In many households, the season starts with loading the family up for a trip to the local tree farm. For some, the scent of that fresh tree is as much a part of Christmas as the shiny wrapped gifts that go under it.
To ensure a safe and happy holiday season, the Georgia Christmas Tree Association has a few tips on care and recycling of fresh Christmas trees.
If you're buying from a precut tree lot, do a freshness test. Gently grasp a branch between your thumb and forefinger and pull it toward you. Very few needles should come off in your hand if the tree is fresh. Shake or bounce the tree on its stump. You should not see an excessive amount of green needles fall to the ground. Some loss of interior brown needles is normal and will occur over the lifetime of the tree.
Once you've chosen your tree, keep it in a sheltered, unheated area such as a porch or garage to protect it from the wind and sun until you are ready to set it up and decorate it.
In caring for a fresh-cut tree, the most important thing to remember is that real trees need water - just like a fresh bouquet of flowers.
Make a fresh cut across the base of the trunk, 1/4 inch up from the original cut. When a tree is first cut, a seal of sap occurs naturally over its stump which keeps moisture in the tree. It's important to break that seal to allow the tree to take up water needed to keep it fresh throughout the holidays.
Until you are ready to decorate, keep your tree outdoors in a bucket of water and protected from the wind and sun. This will help the tree retain its moisture.
Keep plenty of water in your stand. A Christmas tree may absorb a gallon of water in the first 24 hours it's up and between 2 pints to a gallon of water a day thereafter. Check the stand daily and supply fresh water as needed.
Keep your tree away from heat and draft sources like fireplaces, radiators and television sets.
Test your light cords and connections before hanging them on the tree to make sure they're in good working order. Don't use cords with cracked insulation or broken or empty sockets. Also, be sure to unplug the lights before you go to bed or leave the house. Never overload electrical circuits.

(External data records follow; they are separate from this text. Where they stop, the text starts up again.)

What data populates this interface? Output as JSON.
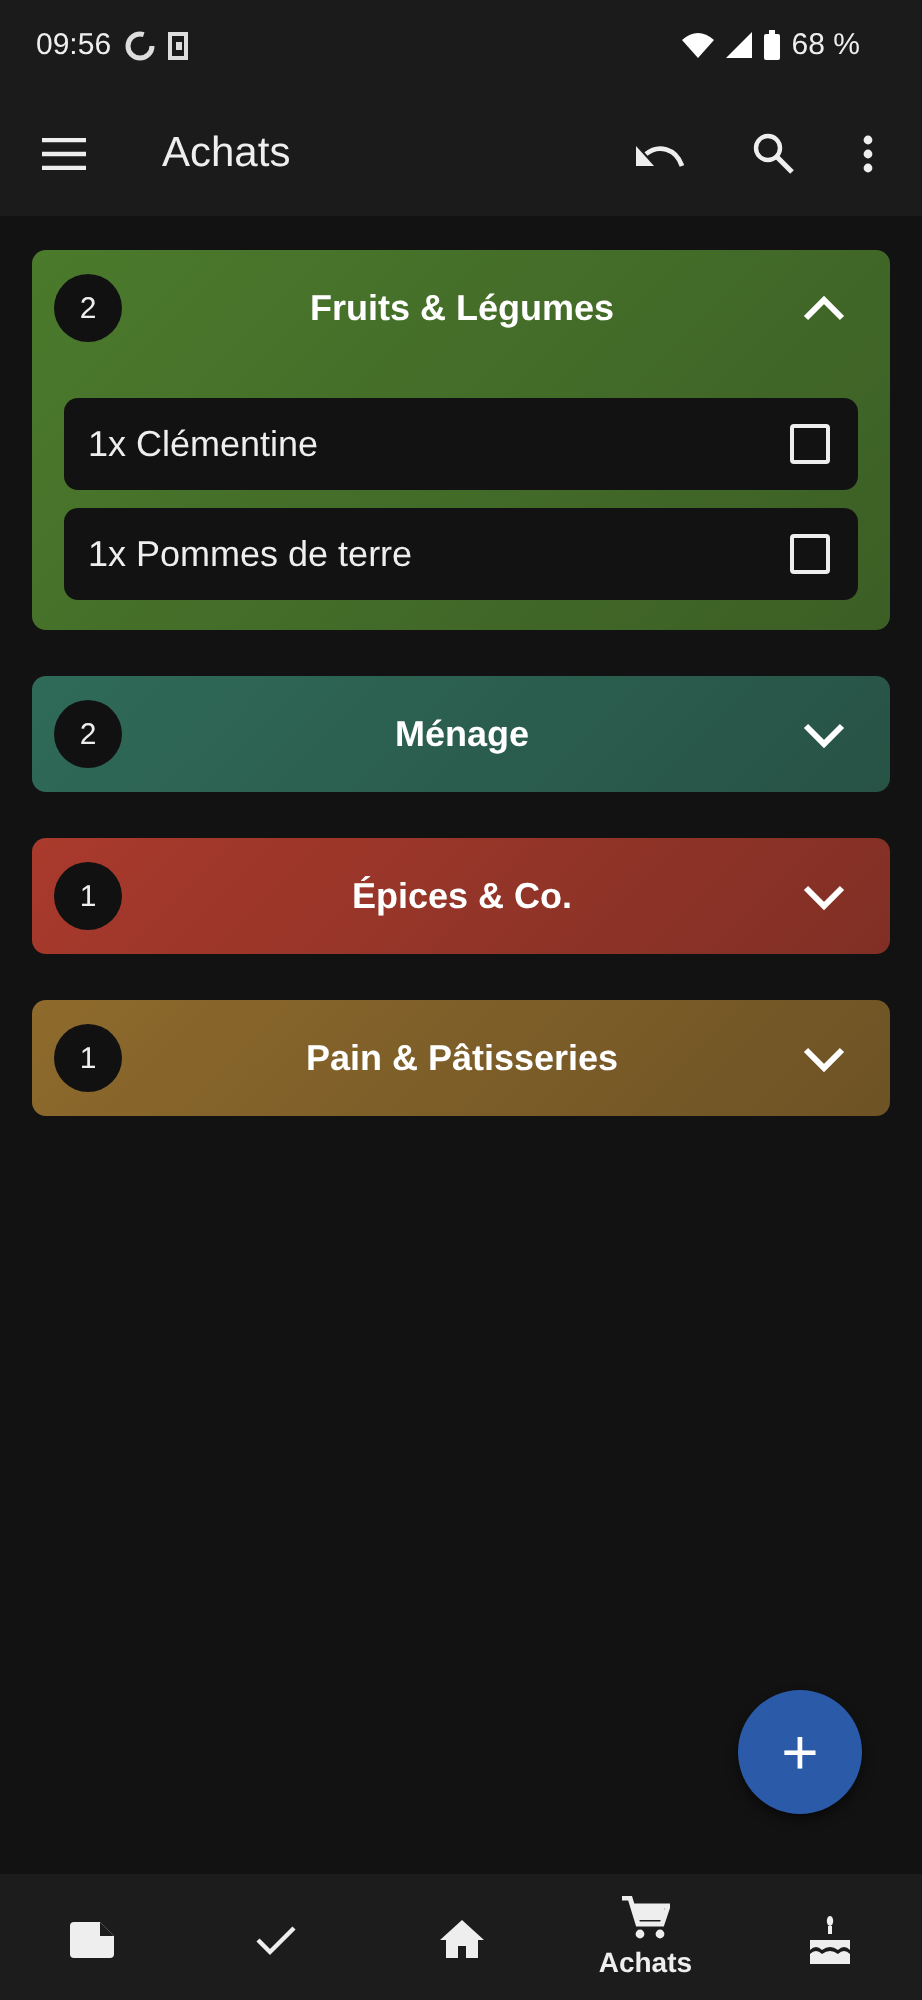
{
  "status_bar": {
    "time": "09:56",
    "battery": "68 %"
  },
  "toolbar": {
    "title": "Achats"
  },
  "categories": [
    {
      "name": "Fruits & Légumes",
      "count": "2",
      "color": "#4b7a2c",
      "expanded": true,
      "items": [
        {
          "label": "1x Clémentine",
          "checked": false
        },
        {
          "label": "1x Pommes de terre",
          "checked": false
        }
      ]
    },
    {
      "name": "Ménage",
      "count": "2",
      "color": "#2f6a58",
      "expanded": false
    },
    {
      "name": "Épices & Co.",
      "count": "1",
      "color": "#a93a2c",
      "expanded": false
    },
    {
      "name": "Pain & Pâtisseries",
      "count": "1",
      "color": "#8e6a2c",
      "expanded": false
    }
  ],
  "fab": {
    "label": "+"
  },
  "bottom_nav": [
    {
      "kind": "notes",
      "selected": false
    },
    {
      "kind": "tasks",
      "selected": false
    },
    {
      "kind": "home",
      "selected": false
    },
    {
      "kind": "cart",
      "label": "Achats",
      "selected": true
    },
    {
      "kind": "cake",
      "selected": false
    }
  ]
}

Billy Skaggs is an agricultural agent and Hall County extension coordinator. Phone: 770-531-6988. Fax: 770-531-3994.